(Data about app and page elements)
━━━━━━━━━━━━━━━━━━━━
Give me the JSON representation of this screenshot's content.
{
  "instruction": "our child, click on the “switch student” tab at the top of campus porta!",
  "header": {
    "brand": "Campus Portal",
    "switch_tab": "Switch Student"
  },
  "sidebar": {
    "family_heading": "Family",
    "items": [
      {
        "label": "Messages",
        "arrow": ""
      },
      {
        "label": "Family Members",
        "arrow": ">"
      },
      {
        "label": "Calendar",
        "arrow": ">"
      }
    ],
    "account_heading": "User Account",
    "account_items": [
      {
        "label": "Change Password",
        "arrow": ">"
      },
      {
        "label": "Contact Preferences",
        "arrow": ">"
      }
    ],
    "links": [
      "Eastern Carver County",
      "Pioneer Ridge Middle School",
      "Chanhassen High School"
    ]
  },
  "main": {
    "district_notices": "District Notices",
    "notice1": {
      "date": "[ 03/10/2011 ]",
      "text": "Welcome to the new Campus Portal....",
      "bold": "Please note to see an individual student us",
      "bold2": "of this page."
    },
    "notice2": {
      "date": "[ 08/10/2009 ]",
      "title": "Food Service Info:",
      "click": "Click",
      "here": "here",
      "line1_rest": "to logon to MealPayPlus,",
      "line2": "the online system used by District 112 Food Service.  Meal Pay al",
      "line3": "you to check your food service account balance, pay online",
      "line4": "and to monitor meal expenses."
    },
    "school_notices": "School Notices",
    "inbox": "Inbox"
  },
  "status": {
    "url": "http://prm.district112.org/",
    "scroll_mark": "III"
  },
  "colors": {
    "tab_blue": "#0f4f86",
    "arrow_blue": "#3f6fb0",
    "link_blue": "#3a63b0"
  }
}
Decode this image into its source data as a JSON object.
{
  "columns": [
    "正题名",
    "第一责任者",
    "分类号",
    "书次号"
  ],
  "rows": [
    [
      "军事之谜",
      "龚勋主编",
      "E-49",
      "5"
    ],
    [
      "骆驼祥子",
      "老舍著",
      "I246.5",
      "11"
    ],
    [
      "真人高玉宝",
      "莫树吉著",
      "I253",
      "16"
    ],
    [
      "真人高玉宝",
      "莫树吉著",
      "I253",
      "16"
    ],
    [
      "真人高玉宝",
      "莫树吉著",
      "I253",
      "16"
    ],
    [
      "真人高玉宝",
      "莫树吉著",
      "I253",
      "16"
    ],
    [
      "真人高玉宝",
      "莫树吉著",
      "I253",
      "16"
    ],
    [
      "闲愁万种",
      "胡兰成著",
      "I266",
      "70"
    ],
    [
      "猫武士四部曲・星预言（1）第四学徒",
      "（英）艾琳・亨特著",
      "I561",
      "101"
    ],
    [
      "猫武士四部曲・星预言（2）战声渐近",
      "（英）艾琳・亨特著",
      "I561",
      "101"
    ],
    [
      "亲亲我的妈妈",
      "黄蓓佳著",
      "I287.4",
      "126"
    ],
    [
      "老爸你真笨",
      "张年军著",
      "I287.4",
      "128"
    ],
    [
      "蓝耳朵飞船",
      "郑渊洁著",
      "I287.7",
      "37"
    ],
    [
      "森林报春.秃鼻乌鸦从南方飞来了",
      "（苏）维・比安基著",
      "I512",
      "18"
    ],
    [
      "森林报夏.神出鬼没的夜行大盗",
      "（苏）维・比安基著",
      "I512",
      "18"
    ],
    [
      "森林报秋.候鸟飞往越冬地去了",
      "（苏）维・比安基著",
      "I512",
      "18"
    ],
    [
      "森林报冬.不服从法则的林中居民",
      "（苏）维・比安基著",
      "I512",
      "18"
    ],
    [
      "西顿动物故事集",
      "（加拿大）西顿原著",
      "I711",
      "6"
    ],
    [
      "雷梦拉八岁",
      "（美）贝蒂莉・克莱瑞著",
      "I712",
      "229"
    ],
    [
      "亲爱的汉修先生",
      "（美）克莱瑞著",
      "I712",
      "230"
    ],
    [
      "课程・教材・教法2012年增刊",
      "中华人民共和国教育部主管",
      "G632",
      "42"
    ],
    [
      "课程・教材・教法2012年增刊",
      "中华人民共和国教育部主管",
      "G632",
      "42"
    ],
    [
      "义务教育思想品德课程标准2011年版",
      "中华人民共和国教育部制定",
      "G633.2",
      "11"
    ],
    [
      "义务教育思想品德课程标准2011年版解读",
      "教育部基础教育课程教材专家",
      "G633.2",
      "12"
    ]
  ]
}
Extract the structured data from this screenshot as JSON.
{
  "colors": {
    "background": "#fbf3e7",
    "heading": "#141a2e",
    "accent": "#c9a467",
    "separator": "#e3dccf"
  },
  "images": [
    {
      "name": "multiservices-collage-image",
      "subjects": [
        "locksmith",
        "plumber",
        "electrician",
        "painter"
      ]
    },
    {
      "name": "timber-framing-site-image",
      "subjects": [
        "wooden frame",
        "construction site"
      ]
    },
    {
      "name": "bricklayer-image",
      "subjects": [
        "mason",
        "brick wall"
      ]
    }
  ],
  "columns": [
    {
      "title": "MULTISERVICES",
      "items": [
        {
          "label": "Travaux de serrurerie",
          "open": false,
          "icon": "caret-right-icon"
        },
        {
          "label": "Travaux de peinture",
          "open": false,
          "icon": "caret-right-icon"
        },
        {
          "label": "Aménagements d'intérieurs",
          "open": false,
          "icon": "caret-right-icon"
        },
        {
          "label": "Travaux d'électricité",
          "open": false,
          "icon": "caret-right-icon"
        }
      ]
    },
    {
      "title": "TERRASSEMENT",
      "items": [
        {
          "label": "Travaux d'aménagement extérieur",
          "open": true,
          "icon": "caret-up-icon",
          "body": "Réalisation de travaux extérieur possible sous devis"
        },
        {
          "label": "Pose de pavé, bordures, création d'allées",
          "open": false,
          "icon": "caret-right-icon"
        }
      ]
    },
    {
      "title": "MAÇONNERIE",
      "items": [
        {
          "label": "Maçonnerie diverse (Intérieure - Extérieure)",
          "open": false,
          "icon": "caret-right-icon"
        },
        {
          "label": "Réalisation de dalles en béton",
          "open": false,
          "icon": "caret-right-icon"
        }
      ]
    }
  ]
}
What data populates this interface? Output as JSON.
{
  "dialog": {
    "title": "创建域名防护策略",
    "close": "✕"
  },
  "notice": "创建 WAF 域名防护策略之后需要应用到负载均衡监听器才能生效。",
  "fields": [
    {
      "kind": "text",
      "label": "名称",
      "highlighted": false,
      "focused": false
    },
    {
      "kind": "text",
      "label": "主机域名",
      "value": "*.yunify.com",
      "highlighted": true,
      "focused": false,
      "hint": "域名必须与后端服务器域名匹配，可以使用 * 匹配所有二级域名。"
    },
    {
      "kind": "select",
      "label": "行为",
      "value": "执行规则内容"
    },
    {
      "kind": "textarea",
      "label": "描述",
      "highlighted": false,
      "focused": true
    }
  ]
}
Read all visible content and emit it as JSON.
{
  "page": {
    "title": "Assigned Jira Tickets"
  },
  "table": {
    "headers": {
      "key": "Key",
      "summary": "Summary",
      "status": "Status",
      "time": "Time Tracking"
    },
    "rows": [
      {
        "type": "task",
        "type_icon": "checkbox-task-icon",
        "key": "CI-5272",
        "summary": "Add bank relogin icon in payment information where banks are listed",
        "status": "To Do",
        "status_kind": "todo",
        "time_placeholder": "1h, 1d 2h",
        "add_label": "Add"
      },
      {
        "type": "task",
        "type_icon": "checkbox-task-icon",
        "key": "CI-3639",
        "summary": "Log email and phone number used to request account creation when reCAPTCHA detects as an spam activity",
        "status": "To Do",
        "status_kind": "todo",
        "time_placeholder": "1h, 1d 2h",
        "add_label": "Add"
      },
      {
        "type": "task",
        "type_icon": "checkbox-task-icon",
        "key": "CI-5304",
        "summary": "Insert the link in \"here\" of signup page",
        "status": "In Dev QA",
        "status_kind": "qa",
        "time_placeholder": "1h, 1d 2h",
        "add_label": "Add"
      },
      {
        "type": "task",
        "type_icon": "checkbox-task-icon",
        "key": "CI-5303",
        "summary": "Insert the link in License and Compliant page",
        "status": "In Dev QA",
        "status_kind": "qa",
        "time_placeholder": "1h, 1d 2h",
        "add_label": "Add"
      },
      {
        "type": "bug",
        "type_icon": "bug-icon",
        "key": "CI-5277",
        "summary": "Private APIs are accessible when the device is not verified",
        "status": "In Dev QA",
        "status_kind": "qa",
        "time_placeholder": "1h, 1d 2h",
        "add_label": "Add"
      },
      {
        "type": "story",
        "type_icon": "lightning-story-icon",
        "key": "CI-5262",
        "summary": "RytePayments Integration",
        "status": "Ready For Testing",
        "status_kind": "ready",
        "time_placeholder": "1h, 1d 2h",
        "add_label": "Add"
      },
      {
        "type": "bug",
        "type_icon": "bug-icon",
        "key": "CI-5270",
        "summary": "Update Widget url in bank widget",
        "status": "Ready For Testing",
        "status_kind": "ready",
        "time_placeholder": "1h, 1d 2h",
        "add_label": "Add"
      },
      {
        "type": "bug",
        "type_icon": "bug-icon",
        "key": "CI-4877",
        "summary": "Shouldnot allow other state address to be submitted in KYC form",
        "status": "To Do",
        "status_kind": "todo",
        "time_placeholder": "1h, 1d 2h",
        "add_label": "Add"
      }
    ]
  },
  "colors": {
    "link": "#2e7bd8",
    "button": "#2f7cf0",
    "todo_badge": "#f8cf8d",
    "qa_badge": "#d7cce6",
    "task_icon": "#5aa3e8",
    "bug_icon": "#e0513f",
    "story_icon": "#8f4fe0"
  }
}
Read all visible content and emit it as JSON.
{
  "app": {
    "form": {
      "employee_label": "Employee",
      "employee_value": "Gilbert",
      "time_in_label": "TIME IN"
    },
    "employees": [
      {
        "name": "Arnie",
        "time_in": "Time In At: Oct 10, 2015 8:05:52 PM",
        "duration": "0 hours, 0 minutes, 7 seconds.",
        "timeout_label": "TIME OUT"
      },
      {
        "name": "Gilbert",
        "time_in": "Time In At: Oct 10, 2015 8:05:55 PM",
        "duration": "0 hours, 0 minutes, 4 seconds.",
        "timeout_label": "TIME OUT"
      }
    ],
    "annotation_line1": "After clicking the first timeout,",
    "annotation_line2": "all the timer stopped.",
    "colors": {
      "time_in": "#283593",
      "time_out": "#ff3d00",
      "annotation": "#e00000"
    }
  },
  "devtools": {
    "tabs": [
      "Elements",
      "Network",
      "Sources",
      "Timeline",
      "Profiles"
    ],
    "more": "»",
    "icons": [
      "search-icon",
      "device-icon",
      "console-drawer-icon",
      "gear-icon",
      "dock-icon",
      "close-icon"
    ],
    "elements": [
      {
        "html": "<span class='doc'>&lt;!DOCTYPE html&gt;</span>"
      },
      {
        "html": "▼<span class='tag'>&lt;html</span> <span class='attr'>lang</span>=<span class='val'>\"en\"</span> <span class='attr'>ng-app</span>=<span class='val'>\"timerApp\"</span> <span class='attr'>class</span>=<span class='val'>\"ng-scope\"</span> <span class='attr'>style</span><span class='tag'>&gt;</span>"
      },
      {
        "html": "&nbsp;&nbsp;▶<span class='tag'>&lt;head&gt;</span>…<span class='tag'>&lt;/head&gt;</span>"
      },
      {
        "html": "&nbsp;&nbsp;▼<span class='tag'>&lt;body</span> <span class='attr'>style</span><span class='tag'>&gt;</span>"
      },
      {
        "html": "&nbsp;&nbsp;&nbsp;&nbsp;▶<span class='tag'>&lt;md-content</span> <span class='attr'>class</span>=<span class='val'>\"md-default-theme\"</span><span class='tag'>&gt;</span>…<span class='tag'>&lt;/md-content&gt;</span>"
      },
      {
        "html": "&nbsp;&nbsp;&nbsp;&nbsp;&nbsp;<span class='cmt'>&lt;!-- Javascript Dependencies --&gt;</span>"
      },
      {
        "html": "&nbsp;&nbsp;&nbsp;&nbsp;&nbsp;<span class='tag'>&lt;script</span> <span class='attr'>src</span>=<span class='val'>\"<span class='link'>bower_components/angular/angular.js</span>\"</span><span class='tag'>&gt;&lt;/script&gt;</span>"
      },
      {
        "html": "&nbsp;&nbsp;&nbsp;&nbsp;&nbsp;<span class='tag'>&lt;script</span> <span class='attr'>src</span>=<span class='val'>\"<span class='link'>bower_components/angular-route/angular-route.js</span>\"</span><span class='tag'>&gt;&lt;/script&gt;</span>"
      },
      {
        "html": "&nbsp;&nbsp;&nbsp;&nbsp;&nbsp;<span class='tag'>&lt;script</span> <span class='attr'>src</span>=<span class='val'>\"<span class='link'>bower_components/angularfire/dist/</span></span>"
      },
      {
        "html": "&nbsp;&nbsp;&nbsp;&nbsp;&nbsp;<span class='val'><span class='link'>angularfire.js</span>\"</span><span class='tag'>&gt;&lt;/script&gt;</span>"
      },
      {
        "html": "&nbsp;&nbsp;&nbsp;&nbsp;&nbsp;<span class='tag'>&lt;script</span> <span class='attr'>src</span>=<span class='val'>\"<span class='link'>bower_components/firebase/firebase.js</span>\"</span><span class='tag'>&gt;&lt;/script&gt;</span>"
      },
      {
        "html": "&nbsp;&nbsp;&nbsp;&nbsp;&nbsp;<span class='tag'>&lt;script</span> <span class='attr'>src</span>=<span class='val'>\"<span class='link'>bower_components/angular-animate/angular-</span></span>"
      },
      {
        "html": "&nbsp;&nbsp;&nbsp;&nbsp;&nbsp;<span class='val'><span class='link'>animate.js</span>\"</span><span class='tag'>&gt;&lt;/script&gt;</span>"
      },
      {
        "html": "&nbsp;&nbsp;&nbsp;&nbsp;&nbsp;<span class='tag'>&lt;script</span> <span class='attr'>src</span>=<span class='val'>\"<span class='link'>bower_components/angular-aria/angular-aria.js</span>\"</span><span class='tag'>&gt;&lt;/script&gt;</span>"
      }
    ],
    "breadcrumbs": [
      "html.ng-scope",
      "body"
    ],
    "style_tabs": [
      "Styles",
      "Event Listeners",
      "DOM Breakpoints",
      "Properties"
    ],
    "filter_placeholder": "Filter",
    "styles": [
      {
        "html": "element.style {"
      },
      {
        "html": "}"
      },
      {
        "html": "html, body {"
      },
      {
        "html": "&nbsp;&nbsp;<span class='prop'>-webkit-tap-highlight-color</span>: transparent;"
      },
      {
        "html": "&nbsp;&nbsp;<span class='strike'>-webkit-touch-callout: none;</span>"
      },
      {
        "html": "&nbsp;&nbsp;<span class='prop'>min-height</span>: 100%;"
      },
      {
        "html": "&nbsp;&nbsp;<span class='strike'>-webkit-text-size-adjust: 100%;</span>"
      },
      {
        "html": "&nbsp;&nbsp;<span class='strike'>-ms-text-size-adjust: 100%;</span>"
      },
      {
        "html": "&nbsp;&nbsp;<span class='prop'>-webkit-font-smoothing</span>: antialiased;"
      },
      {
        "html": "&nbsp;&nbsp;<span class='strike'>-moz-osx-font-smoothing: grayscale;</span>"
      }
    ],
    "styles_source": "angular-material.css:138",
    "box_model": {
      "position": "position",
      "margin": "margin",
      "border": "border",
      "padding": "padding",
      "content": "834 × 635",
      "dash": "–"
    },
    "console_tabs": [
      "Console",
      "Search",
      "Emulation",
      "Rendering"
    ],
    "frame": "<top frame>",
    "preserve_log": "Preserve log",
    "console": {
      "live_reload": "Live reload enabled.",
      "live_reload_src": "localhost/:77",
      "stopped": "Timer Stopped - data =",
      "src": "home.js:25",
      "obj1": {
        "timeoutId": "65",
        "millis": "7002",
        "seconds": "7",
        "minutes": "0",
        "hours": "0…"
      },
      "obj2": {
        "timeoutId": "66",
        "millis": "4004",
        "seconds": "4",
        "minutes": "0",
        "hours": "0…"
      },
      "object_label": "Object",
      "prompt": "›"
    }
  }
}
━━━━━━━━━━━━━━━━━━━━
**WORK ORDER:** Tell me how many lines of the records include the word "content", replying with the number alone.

**YOUR RESPONSE:** 5